Many people also adopt a “Life finds a way” approach towards de-extinction as a concept, believing it’s something that we ought not to meddle with. Though there are several more concrete arguments that people have for and against the idea.
One of the main debates within this battle is the idea of ‘hope vs waste’. Those in favour of de-extinction as an avenue of research argue that the long-term products could re-inspire hope and interest in the fields of conservation as well as zoological institutions worldwide. Entrance fees from zoos provide a surprising amount of conservation funding, and inspiring enthusiasm for wildlife and environmental protection is always a societal boon. Furthermore, collections of natural specimens could become treasure troves of genetic material, and museums all over the world would receive renewed interest and investment.

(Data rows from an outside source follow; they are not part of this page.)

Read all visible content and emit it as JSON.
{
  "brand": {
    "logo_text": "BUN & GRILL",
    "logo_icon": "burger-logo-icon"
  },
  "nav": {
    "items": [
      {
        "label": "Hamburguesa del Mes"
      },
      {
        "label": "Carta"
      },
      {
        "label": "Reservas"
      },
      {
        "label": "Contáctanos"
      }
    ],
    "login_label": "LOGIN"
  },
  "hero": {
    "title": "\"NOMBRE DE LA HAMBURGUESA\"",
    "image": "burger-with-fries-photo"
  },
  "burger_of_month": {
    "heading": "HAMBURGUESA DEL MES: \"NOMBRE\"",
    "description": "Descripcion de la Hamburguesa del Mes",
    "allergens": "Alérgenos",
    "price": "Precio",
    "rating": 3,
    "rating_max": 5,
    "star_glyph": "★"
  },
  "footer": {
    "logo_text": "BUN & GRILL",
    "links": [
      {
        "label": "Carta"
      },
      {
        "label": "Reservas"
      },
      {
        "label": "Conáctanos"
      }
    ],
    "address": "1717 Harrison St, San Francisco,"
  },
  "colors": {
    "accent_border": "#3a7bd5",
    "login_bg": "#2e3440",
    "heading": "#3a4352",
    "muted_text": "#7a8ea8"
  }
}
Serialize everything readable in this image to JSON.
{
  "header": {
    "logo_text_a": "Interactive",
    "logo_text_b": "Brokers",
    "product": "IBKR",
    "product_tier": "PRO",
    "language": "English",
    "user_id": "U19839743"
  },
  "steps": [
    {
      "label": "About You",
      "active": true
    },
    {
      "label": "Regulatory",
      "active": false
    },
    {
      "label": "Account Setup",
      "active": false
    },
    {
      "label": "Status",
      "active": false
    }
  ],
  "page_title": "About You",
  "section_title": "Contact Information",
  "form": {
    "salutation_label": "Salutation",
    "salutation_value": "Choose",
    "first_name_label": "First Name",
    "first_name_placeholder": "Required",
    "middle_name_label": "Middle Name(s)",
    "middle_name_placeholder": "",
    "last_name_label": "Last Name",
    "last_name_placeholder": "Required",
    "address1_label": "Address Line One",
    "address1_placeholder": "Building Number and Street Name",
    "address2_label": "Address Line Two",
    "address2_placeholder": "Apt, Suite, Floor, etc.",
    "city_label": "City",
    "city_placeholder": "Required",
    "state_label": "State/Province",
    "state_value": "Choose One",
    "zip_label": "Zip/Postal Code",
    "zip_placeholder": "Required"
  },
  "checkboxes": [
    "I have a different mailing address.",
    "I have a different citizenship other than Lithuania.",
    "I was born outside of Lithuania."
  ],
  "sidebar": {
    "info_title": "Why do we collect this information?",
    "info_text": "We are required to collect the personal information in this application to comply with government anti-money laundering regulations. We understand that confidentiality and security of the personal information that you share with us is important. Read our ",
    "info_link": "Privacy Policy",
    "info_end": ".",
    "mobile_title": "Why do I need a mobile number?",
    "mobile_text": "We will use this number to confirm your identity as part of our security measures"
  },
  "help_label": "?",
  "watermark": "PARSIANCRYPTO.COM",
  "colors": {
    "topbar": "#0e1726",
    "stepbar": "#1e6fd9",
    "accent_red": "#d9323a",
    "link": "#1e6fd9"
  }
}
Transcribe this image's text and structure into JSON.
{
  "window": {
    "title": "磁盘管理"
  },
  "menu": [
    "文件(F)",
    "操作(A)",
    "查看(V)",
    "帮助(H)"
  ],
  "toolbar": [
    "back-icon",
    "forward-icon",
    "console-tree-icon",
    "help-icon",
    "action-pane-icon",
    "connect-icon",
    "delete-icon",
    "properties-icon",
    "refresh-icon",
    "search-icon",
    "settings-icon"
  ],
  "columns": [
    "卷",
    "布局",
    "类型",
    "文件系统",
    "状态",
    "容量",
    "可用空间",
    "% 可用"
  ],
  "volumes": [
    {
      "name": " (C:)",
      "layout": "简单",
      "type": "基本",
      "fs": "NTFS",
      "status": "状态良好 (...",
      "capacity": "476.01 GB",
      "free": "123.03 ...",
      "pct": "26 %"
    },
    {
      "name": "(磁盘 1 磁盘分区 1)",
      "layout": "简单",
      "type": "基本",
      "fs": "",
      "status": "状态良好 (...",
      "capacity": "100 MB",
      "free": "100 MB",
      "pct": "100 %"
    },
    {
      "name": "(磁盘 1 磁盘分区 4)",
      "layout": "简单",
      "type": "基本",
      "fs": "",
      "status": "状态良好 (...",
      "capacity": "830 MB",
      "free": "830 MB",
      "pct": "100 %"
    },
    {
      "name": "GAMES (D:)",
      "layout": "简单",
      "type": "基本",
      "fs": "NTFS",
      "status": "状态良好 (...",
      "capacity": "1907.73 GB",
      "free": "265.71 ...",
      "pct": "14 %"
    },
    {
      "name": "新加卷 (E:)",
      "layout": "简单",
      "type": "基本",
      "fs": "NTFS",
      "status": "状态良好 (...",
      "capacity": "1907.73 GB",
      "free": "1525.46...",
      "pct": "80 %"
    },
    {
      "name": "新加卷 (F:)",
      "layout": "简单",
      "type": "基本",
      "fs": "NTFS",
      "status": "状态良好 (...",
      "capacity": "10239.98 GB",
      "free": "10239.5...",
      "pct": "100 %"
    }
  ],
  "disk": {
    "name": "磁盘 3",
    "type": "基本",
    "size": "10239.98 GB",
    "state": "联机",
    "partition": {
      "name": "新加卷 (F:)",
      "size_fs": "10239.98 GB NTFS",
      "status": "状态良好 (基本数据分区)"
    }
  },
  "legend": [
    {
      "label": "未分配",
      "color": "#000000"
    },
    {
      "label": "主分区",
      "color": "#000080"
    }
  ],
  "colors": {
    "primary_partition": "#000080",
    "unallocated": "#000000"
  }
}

On the other hand, some say that investing in such research is a ‘waste’ given how many thousands of species are currently endangered. They also say that pushing a message of ‘we can fix what we’ve destroyed’ could actually hinder conservation efforts if political or industrial figures believe that there is no point protecting an endangered species if we can resurrect them later. Even some within the scientific community are sceptical, fearing that if research priorities shift, resources, positions and facilities could be stripped from those working in the field rather than in a lab.
However, while some label the concept a ‘distraction’, the lofty goals of species resurrection are only the beginning for some working on the problem. Some animals like mammoths or European aurochs (cattle, extinct since 1627) were keystone species in their environments, being dominant grazers, and massively affecting their surroundings. The disappearance of mammoths, from what was once the largest biome on earth in the far north, has been hypothesised as a driving force behind its convergence into the modern species-poor tundra and boreal forest we know today.
The return of such prominent grazers could see the increase in carbon-fixing grasses and alter greenhouse-gas-emissions from an entire hemisphere. Other extinct keystone species include the Passenger pigeon, which spread fruit and seeds far and wide across its vast range. And the return of iconic species like the Tasmanian wolf could help protect lands that are currently under pressure from loggers and other exploitative industries.
Actual functioning populations of now-extinct animals are a long-way off, but even the journey has its potential benefits. Genetics is such a universal and fast-evolving area of research that any breakthroughs in particular projects goes on to have concrete impacts and applications in everything from medicine to agriculture. Furthermore, most of the scientists working on the de-extinction conundrum believe that research in extinct animal genomes could drastically affect how we look at and deal with conservation.
Tiny populations in a doomed genetic bottleneck could have their DNA diversity restored, and genetic ‘Achilles heels’ could be cured in just a few generations. Anything we learn from extinct organisms can go on to directly impact their modern descendants. Even UCD is involved in research on getting viable genetic material from museum collections, which itself could have impacts in labs the world over. So the argument could be made that the journey is far from a ‘waste’.
Whether fought in terms of ethical, legislative, or scientific battlegrounds, the concepts surrounding de-extinction (and the arguments for and against them) have captured some of the most brilliant minds on the planet, and will likely go on to inspire many-more. And while the jury is still very much out on the matter, if someone cites Jurassic Park as a proper cautionary tale, chances are they don’t know what they’re talking about.